Fueling Physical Fitness
Carbohydrate plays a crucial role in exercise by providing fuel to working muscles.
- Active individuals should eat 50-65% of their total daily calorie intake as carbohydrates!
- If your exercise is going to be longer than 60 minutes, eat a small meal a few hours before to fuel your muscles. If that is not possible, eat a small snack of 25-30g carbohydrate to help you power through.
- After exercise, eat a small carbohydrate-rich meal with protein like a peanut butter and jelly sandwich with milk. This is especially important for all day events like tournaments.
- Carbohydrate loading is a method to supersaturate the muscles with stored carbohydrate, called glycogen. It can be beneficial for events that last greater than 90 minutes, such as running a marathon or cycling race. For most active people, carbohydrate loading is not needed if they eat a carbohydrate-rich diet in the weeks leading up to an exercise event.

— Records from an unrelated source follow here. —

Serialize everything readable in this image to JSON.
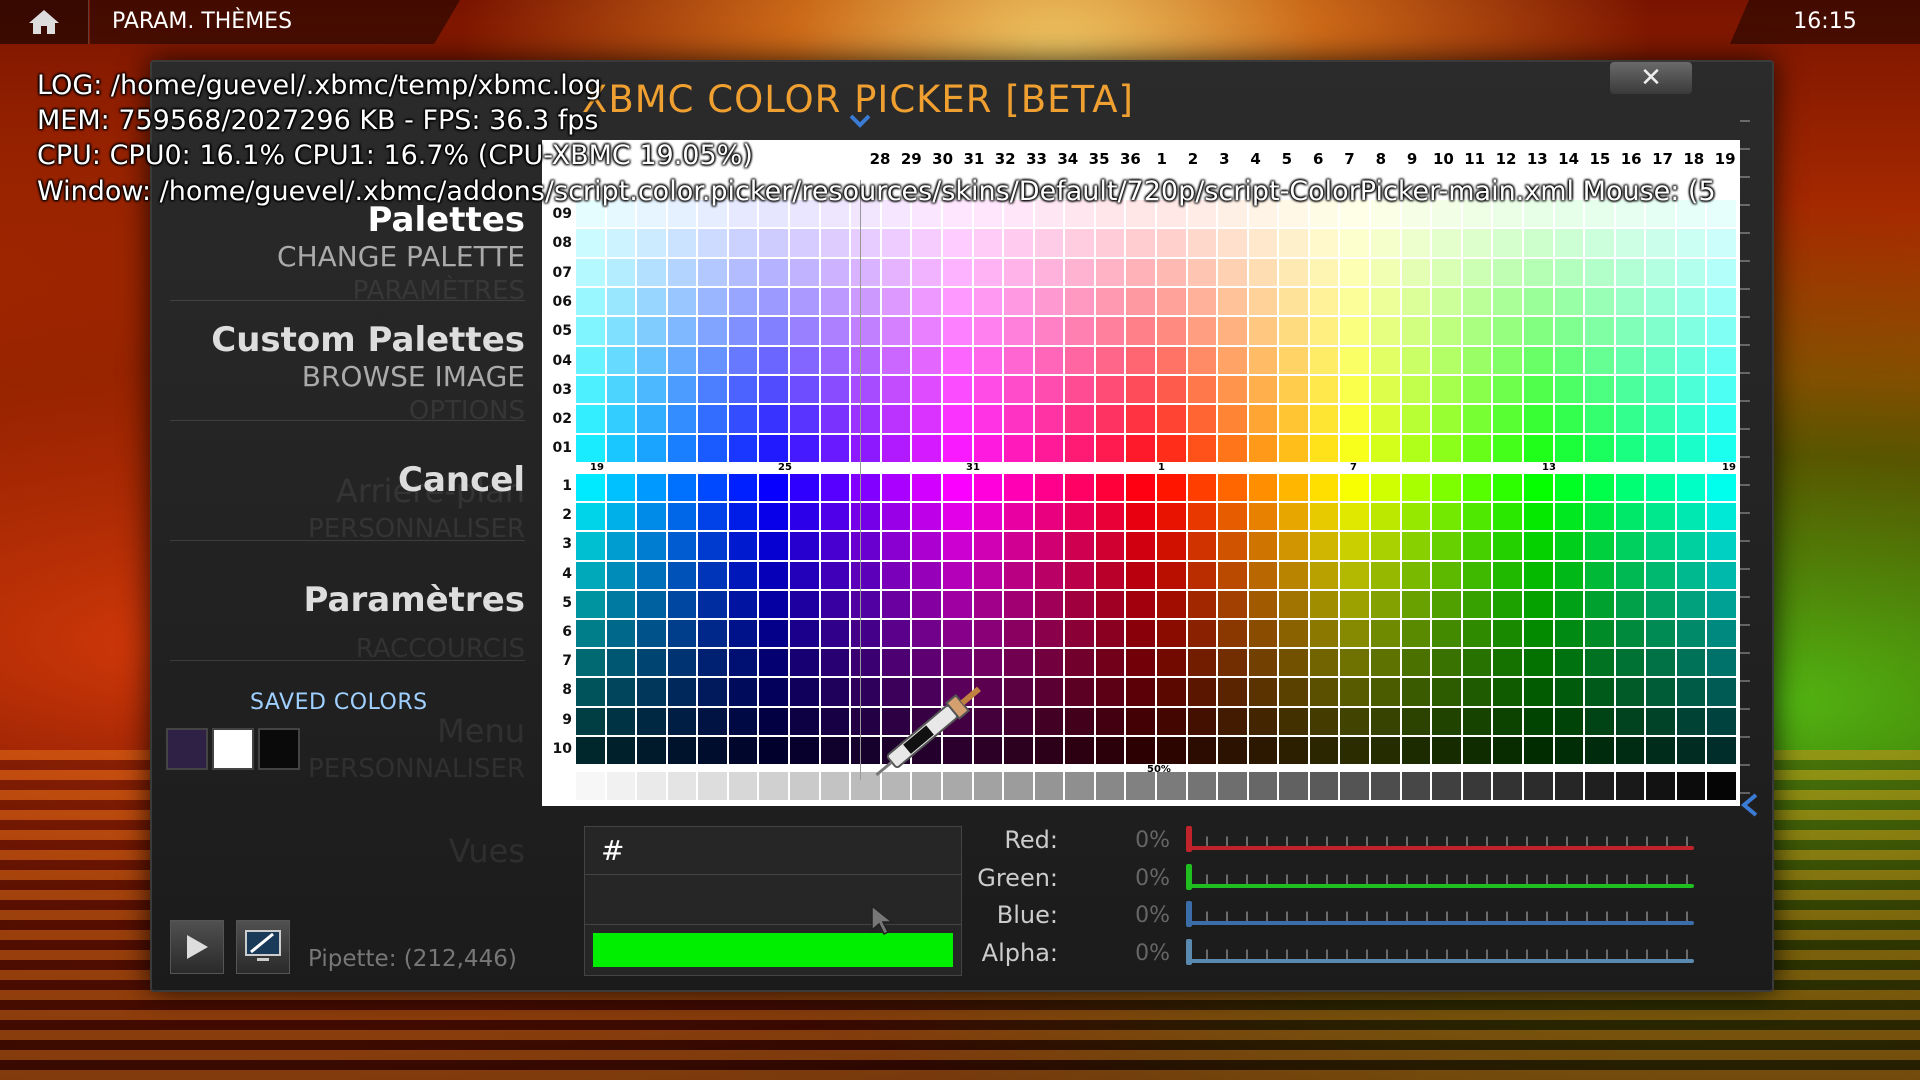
{
  "topbar": {
    "breadcrumb": "PARAM. THÈMES",
    "clock": "16:15"
  },
  "dialog": {
    "title": "XBMC COLOR PICKER [BETA]",
    "close_label": "✕"
  },
  "debug": {
    "log": "LOG: /home/guevel/.xbmc/temp/xbmc.log",
    "mem": "MEM: 759568/2027296 KB - FPS: 36.3 fps",
    "cpu": "CPU: CPU0: 16.1% CPU1: 16.7%  (CPU-XBMC 19.05%)",
    "window": "Window: /home/guevel/.xbmc/addons/script.color.picker/resources/skins/Default/720p/script-ColorPicker-main.xml  Mouse: (5"
  },
  "menu": {
    "palettes": "Palettes",
    "change_palette": "CHANGE PALETTE",
    "custom_palettes": "Custom Palettes",
    "browse_image": "BROWSE IMAGE",
    "cancel": "Cancel",
    "parametres": "Paramètres"
  },
  "ghost_menu": {
    "parametres": "PARAMÈTRES",
    "options": "OPTIONS",
    "arriere_plan": "Arrière-plan",
    "personnaliser": "PERSONNALISER",
    "raccourcis": "RACCOURCIS",
    "menu": "Menu",
    "personnaliser2": "PERSONNALISER",
    "vues": "Vues"
  },
  "saved_colors": {
    "label": "SAVED COLORS",
    "swatches": [
      "#2e2145",
      "#ffffff",
      "#0a0a0a"
    ]
  },
  "pipette_text": "Pipette: (212,446)",
  "palette": {
    "header_numbers": [
      "28",
      "29",
      "30",
      "31",
      "32",
      "33",
      "34",
      "35",
      "36",
      "1",
      "2",
      "3",
      "4",
      "5",
      "6",
      "7",
      "8",
      "9",
      "10",
      "11",
      "12",
      "13",
      "14",
      "15",
      "16",
      "17",
      "18",
      "19"
    ],
    "top_rows": [
      "09",
      "08",
      "07",
      "06",
      "05",
      "04",
      "03",
      "02",
      "01"
    ],
    "bottom_rows": [
      "1",
      "2",
      "3",
      "4",
      "5",
      "6",
      "7",
      "8",
      "9",
      "10"
    ],
    "mid_markers": [
      "19",
      "25",
      "31",
      "1",
      "7",
      "13",
      "19"
    ],
    "gray_label": "50%"
  },
  "controls": {
    "hex_prefix": "#",
    "preview_color": "#00ee00",
    "sliders": [
      {
        "label": "Red:",
        "pct": "0%",
        "color": "#c0242a"
      },
      {
        "label": "Green:",
        "pct": "0%",
        "color": "#1fbf1f"
      },
      {
        "label": "Blue:",
        "pct": "0%",
        "color": "#3b6ea8"
      },
      {
        "label": "Alpha:",
        "pct": "0%",
        "color": "#5a8ab0"
      }
    ]
  }
}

One downside of carbohydrate loading is that the extra stored glycogen also stores extra water, making some athletes feel heavy or bloated.
Grains on the Go
|To fuel your fitness select snacks that combine Carbs, Protein and Fiber!|
|1 mini bagel|
|toast slice or toasted English muffin|
|2 fig cookies|
|1 cup oatmeal or crisp rice cereal|
|17 mini pretzels|
|small blueberry muffin|
|1 cup homemade snack mix|
Fiber helps you feel fuller, so snacks that are full of fiber can help tide you over until your next meal.
Protein is easy to add to your on-the-go snacks with foods such as cheese, beans and peanut butter.
Not only is exercise good for your heart and muscles, it’s also good for your brain.
- Exercise improves mood, vitality, alertness and overall feelings of well-being.
- Exercise has also been shown to be effective for treating depression and for reducing stress.
- As you become more physically active, your cognitive function improves.
- The best fuel for your muscles is carbohydrates, and that is also true for your brain. Chronic low-carb and high-fat diets can worsen cognitive decline.